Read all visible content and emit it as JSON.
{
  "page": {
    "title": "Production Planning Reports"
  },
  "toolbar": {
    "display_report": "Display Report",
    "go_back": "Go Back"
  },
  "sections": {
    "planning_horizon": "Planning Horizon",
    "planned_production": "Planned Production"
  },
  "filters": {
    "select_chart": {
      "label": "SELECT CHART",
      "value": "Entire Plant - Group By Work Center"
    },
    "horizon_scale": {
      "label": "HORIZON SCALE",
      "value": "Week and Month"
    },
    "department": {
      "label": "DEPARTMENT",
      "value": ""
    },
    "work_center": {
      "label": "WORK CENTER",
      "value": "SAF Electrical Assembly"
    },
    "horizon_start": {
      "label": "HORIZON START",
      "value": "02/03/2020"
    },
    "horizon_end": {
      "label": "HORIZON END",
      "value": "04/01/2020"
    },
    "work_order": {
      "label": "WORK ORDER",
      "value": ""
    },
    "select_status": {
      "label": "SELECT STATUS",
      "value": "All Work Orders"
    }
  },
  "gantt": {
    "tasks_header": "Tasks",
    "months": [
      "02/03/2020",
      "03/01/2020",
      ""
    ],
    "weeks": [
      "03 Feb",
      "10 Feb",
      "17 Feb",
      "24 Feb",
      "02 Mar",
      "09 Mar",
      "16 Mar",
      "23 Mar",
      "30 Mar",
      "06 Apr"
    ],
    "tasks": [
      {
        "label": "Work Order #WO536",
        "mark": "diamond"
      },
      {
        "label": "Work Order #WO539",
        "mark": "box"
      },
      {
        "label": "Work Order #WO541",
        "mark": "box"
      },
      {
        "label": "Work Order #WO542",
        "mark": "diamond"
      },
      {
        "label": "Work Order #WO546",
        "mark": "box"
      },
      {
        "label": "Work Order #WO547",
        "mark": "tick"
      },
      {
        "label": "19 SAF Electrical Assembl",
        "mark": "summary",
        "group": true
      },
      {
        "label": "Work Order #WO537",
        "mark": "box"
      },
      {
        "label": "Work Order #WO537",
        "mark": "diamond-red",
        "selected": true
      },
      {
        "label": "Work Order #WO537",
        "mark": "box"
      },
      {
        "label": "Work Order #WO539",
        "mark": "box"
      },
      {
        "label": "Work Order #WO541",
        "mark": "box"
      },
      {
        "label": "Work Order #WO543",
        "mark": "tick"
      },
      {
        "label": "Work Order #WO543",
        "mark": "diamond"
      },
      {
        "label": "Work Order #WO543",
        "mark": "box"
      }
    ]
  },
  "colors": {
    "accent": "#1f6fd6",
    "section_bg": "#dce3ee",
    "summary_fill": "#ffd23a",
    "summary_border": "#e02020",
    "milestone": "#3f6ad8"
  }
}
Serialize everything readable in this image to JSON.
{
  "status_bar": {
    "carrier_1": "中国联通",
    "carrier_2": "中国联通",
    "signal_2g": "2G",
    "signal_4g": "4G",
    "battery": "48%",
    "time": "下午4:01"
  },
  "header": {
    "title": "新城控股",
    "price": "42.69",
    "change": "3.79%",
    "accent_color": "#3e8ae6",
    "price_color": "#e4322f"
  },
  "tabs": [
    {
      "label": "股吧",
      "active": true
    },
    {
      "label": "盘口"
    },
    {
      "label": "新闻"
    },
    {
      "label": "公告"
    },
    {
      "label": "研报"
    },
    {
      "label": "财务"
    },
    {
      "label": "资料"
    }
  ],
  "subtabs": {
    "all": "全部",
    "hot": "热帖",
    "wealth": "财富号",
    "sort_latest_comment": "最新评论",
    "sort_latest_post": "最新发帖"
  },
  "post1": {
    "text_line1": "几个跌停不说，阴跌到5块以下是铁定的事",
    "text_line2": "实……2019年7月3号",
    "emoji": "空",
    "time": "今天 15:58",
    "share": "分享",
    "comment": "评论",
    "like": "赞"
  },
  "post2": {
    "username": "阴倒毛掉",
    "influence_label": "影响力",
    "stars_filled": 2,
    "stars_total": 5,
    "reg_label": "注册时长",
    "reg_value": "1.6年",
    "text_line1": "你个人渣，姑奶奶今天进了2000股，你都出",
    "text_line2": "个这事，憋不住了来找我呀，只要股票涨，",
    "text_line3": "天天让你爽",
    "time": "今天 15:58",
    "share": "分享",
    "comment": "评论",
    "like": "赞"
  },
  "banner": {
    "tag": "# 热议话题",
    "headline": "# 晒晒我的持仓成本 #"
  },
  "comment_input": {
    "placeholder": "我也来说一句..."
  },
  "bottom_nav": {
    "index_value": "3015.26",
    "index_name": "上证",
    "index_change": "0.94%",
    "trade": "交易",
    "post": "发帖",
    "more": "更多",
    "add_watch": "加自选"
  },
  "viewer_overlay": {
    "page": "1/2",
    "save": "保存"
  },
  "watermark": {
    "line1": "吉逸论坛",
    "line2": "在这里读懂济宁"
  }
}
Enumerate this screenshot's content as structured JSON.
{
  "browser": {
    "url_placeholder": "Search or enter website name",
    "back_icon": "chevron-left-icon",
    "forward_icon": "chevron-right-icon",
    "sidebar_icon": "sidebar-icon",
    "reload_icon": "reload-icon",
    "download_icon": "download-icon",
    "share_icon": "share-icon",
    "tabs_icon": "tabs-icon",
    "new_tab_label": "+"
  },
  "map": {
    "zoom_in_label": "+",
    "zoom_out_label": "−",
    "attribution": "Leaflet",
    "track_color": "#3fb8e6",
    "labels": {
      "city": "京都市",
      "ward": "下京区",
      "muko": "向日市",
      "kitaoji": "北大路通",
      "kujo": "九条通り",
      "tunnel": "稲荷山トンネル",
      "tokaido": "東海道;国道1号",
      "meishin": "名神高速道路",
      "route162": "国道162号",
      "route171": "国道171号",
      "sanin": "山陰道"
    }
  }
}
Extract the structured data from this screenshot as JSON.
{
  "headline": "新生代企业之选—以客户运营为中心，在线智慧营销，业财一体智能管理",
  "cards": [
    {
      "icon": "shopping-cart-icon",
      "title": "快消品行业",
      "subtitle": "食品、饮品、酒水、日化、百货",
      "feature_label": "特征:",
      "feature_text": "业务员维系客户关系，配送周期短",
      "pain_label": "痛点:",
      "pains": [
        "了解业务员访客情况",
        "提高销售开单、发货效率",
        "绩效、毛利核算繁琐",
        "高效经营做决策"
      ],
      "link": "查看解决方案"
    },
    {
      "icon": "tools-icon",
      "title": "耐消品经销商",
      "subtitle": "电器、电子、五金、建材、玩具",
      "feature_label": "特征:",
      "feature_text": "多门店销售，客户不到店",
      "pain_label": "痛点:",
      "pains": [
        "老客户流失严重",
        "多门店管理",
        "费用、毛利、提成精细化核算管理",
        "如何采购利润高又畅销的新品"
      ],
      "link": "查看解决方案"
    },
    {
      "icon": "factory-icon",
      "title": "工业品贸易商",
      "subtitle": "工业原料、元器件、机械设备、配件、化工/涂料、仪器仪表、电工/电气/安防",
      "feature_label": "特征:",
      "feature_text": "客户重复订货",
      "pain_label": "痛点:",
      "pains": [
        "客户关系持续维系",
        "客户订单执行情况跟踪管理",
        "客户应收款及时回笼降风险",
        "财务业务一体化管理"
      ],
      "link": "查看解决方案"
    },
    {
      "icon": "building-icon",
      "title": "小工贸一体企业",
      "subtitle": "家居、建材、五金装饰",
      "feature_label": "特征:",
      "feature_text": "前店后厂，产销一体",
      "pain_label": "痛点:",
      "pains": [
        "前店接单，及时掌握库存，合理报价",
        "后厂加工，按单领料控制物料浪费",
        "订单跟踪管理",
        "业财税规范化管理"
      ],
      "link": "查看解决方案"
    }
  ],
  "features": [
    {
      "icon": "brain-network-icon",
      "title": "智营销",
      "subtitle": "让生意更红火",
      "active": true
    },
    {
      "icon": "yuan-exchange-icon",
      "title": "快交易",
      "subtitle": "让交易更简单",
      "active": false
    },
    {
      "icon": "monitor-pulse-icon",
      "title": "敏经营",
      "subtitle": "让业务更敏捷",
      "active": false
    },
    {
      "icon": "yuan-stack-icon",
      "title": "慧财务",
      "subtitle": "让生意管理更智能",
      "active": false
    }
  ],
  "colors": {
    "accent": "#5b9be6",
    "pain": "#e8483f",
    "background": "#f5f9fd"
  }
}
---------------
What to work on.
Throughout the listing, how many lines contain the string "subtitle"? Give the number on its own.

Response for this exercise.
8